In a time in which art, literature, and film was exploring the Expressionist future, Soviet Sci-Fi embodied what humankind sought to achieve and the way in which they could do so. Aelita was created during a new and highly experimental time in cinema. Similar films like The Cabinet of Dr. Caligari and Metropolis, filmmakers sought to explore the inner workings of society, authority, and economy. Aelita acts as an ode to the efforts of Lenin and the Communist party to quell the unrest from the civil war. The film shows the viewer the horrors of what many Russians were in their society not too long ago. But, the film harps on the hopeful reality for Russians, as their monarchy is an illusion in a distant past, just as the society on Mars is only fiction. However, the dawn of Soviet Sci-Fi set under Stalin’s rule as it no longer helped to aid the Soviet Union in their goals. Never-the-less Sci-Fi made its comeback in the Soviet Union on the basis of science and modernization. Sci-Fi promotes in many ways the future, and in the Soviet Union, Sci-Fi was utilized to further Soviet ideas and put back when needed.  

Bibliography

Aelita, directed by Yakov Protazanov. 1924. YouTube.

Banerjee, Anindita. 2017. Russian Science Fiction Literature and Cinema : A Critical Reader. Cultural Syllabus. Boston: Academic Studies Press. http://search.ebscohost.com/login.aspx?direct=true&AuthType=shib&db=e000xna&AN=1788768&site=ehost-live.

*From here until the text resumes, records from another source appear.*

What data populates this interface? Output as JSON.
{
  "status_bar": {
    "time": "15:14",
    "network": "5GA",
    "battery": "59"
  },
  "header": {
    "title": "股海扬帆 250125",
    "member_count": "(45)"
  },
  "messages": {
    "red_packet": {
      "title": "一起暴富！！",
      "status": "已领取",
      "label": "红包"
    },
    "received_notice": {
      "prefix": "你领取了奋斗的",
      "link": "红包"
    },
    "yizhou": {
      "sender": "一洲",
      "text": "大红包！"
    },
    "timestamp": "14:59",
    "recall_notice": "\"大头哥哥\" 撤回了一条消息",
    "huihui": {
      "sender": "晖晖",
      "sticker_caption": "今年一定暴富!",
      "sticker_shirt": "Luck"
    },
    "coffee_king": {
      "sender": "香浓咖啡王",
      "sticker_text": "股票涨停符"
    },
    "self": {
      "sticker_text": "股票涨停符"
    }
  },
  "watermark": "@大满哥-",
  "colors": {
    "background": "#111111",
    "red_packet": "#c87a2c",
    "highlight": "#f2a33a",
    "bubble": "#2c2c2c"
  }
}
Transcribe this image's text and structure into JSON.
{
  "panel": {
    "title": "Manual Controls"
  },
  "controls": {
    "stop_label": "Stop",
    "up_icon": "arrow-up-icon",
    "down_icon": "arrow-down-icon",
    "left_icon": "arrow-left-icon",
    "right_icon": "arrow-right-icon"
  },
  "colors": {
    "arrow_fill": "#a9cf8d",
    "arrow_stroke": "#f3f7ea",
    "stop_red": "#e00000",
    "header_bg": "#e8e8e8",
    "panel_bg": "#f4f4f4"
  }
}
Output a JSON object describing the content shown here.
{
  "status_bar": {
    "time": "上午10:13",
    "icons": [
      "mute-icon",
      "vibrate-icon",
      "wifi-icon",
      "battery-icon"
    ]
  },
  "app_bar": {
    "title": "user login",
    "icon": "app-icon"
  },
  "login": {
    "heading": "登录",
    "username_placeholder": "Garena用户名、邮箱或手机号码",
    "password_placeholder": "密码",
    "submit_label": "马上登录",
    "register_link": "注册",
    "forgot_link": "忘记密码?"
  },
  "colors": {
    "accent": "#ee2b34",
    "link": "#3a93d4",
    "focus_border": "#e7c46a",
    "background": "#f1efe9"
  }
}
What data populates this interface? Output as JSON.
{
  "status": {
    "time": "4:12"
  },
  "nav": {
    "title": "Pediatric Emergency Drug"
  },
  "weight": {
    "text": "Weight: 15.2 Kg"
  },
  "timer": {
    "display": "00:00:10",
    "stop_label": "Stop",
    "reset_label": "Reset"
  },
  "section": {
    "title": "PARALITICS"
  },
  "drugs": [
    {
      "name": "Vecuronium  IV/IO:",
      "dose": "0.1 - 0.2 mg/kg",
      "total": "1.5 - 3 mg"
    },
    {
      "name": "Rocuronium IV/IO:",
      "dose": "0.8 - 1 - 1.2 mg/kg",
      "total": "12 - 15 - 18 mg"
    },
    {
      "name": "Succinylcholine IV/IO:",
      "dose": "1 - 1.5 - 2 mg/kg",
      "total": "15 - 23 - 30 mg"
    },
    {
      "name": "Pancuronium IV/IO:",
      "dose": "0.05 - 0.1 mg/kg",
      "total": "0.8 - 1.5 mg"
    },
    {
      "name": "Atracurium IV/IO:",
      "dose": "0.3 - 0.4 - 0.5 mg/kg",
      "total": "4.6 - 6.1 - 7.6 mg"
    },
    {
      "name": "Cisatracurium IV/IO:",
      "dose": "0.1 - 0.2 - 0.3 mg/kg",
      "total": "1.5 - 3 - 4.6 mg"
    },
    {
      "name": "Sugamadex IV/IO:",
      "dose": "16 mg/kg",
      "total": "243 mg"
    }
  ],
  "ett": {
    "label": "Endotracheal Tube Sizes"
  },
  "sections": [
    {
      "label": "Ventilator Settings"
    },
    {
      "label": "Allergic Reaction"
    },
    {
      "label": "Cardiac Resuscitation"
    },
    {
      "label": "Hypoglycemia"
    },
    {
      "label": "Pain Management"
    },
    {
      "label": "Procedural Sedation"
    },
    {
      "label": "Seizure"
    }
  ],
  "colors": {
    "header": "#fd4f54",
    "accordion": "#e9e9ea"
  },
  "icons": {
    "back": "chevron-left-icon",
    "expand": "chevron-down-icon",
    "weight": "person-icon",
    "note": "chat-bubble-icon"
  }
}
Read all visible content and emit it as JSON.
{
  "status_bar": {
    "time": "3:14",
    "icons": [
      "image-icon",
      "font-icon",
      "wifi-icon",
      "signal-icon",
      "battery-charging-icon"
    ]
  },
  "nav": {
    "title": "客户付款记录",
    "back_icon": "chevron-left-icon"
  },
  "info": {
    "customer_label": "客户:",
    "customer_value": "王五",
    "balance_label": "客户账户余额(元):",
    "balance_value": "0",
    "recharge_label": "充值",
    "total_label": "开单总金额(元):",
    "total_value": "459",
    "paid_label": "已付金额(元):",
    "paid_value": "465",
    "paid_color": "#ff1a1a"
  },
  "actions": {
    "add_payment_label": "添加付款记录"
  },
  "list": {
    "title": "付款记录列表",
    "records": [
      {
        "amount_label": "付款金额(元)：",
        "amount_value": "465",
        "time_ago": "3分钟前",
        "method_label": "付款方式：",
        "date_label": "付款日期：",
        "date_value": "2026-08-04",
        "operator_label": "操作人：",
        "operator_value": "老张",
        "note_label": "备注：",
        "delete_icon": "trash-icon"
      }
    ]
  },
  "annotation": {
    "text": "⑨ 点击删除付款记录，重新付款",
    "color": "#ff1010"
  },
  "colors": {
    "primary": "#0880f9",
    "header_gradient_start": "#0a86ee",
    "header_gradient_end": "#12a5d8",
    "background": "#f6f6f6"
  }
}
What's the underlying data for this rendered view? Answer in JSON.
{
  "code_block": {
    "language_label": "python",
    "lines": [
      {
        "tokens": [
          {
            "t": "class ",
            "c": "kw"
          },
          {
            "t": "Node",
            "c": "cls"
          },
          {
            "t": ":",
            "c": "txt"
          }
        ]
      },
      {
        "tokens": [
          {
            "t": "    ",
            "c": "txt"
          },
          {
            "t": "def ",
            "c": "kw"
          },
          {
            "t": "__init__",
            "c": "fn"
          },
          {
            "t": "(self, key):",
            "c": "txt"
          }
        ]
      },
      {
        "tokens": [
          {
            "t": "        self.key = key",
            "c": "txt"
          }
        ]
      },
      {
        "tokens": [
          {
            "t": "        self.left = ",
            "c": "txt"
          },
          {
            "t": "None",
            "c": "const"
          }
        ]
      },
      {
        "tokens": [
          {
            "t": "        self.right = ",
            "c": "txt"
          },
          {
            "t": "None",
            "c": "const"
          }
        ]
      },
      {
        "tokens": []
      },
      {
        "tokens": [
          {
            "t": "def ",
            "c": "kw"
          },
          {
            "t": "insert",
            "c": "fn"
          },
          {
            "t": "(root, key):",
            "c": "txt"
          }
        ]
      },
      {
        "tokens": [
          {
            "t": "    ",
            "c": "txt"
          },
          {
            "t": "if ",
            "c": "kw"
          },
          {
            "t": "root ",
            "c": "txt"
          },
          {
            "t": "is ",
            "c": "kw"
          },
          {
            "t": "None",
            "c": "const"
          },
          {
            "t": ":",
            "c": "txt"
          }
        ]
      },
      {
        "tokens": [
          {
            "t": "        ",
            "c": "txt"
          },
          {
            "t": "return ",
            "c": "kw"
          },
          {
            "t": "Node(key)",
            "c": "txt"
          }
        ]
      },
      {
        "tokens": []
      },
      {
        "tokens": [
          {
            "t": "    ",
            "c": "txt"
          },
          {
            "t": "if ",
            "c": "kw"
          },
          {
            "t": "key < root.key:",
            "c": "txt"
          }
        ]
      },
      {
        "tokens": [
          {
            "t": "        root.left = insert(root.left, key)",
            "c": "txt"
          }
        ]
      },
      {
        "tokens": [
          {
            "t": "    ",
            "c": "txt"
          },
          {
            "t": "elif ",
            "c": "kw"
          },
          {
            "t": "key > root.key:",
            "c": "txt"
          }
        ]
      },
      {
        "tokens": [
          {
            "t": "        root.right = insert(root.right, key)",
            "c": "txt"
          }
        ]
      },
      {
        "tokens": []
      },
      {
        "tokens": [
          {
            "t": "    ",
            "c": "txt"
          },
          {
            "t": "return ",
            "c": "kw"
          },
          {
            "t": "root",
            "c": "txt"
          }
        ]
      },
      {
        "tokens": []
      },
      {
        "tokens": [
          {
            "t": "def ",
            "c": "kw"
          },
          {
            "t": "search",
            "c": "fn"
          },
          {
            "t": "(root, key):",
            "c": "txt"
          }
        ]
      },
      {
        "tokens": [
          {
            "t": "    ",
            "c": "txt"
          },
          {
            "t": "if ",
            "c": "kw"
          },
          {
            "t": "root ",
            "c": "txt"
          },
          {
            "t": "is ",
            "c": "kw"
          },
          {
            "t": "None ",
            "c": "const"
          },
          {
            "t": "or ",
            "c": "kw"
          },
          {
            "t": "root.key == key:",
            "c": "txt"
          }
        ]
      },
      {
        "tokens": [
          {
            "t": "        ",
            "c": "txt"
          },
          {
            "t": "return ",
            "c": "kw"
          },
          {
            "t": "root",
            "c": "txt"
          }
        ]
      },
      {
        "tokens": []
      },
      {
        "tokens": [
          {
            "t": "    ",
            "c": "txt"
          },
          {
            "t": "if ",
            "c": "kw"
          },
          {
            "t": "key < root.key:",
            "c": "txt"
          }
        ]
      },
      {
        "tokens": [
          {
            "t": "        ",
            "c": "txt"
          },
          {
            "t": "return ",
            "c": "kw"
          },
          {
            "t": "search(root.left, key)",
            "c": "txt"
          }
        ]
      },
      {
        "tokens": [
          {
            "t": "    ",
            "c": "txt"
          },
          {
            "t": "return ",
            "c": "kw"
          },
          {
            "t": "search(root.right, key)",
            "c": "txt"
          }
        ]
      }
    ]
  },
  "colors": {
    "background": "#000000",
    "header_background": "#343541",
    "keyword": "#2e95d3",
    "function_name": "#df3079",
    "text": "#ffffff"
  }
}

Schwartz, Matthias. “A New Poetics of Science: On the Establishment of ‘Scientific‐Fictional Literature’ in the Soviet Union.” Russian Review 79, no. 3 (July 2020): 415–31. doi:10.1111/russ.12272.